Potato virus Y (PVYNTN) were studied. Five isolates originated from different
areas of potato fields in Hungary and two German isolates served as controls. A
5' tail of the nucleotide sequences of the CP region and 3' non-translated
region (NTR) were determined. Sequence data were sent to the EMBL GeneBank
Database. Homology of nucleotide and amino acid sequences were high among the
studied PVY isolates. According to the characteristic regions, all isolates
belonged to the PVYNTN strain. All of the tested isolates could be transmitted
by the aphid Myzus persicae Sulzer to the test plant Nicotiana tabacum L.
verifying the wide distribution of tuber necrotic ringspot strain in Hungary.
Our data suggest that the high homology found in the CP region of the different
isolates, are suitable for development of coat protein mediated resistance against
PVY in commercially important host plants like, e.g. potato.
Authors:A. Hermanne, F. Szelecsényi, M. Sonck, S. Takács, F. Tárkányi and P. Van den Winkel
Excitation functions were measured by stacked-foil technique for the68Zn(p, 2n)67Ga,68Zn(p,3n)66Ga,natCu(p,xn)62Zn,natZn(p,xn)67Ga,natZn(p,xn)66Ga,natZn(p,px)62Zn andnatZn(p,αx)61Cu nuclear reactions in the energy range from 15–35 MeV. The experimental excitation functions were compared with published
data. Our present measurements not only increase the number of available cross section data points for the above reactions,
but for some reactions (and in some energy regions) values are presented for the first time.
Authors:H. Vágó, P. Takács, A. Tóth, L. Gellér, Sz. Szilágyi, L. Molnár, V. Kutyifa, T. Simor and Béla Merkely

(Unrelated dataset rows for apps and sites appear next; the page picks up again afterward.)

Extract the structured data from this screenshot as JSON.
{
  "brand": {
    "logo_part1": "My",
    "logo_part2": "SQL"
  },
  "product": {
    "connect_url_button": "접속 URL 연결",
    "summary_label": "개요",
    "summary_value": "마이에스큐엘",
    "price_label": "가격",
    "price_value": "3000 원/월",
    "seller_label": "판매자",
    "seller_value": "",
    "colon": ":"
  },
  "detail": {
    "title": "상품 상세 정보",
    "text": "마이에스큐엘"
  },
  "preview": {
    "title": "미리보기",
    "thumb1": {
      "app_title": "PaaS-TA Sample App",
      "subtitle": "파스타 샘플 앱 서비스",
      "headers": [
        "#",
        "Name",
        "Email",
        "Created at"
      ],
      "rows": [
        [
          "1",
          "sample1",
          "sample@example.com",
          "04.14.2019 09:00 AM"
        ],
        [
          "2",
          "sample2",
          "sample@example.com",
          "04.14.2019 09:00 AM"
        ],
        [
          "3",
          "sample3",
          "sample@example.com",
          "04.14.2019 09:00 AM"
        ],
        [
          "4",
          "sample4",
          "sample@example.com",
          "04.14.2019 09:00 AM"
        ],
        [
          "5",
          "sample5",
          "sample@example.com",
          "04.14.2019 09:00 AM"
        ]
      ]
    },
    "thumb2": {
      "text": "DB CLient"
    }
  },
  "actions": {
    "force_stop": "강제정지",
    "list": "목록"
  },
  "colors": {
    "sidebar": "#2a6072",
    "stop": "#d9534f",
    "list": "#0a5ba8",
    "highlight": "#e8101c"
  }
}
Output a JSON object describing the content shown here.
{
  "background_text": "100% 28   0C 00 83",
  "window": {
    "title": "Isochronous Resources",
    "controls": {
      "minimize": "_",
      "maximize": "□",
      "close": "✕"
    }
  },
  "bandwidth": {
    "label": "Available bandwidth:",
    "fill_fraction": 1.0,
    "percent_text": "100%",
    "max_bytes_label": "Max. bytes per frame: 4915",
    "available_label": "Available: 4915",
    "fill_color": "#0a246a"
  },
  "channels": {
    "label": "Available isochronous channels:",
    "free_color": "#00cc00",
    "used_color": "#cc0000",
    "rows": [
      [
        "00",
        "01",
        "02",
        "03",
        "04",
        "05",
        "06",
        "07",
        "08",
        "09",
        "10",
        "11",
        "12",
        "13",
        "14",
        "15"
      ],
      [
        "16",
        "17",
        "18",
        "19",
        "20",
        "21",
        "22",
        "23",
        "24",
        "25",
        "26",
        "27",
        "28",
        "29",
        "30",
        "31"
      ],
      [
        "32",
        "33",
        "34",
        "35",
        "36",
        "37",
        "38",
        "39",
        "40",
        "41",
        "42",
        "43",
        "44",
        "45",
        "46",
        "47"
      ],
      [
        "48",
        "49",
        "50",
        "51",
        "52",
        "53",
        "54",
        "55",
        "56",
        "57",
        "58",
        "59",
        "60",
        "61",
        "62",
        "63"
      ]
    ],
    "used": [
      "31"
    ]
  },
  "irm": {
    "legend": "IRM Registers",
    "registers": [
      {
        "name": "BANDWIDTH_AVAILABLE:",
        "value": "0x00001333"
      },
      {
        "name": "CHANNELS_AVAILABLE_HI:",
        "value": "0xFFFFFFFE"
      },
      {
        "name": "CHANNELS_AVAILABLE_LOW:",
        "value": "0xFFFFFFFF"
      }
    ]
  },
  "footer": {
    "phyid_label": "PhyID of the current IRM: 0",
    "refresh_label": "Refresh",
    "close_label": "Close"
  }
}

Cardiac electromechanical resynchronisation therapy (CRT) is an effective non-pharmacological treatment of patients suffering from drug refractory heart failure. However, approximately 20–30% of patients are non-responder. Cardiac magnetic resonance imaging (CMR) may play significant role in clarifying many questions in this patient population. Forty-five patients, suffering from severe drug refractory heart failure, underwent CMR before applying CRT. Left ventricular end-diastolic, end-systolic volumes, ejection fraction, myocardial mass, wall motion disturbances, localisation of non-viable myocardium were determined. Left ventricular dyssynchrony was determined by illustrating wall-time thickening in short-axis slices of left ventricle from basis to apex. CMR-proved underlying heart disease were postinfarction heart failure, dilated cardiomyopathy and non-compaction cardiomyopathy in 62, 27 and in 11%, respectively. Mean left ventricular ejection fraction was 24.5±10%, intraventricular dyssynchrony was 200±78 ms. In four patients, requiring surgical revascularisation after unsuccessful coronary sinus electrode implantation, optimal position for epicardial screw-in electrode was selected. According to the results of CMR, biventricular device was not implanted in 7 patients. During the follow-up of the 38 patients, 5 patients (13.16%) were non-responders, despite the approximately 22% non-responder ratio in our whole patient population treated by CRT but without performing previous CMR examination. In this patient population CMR may have a significant role in the selection of responder patient population.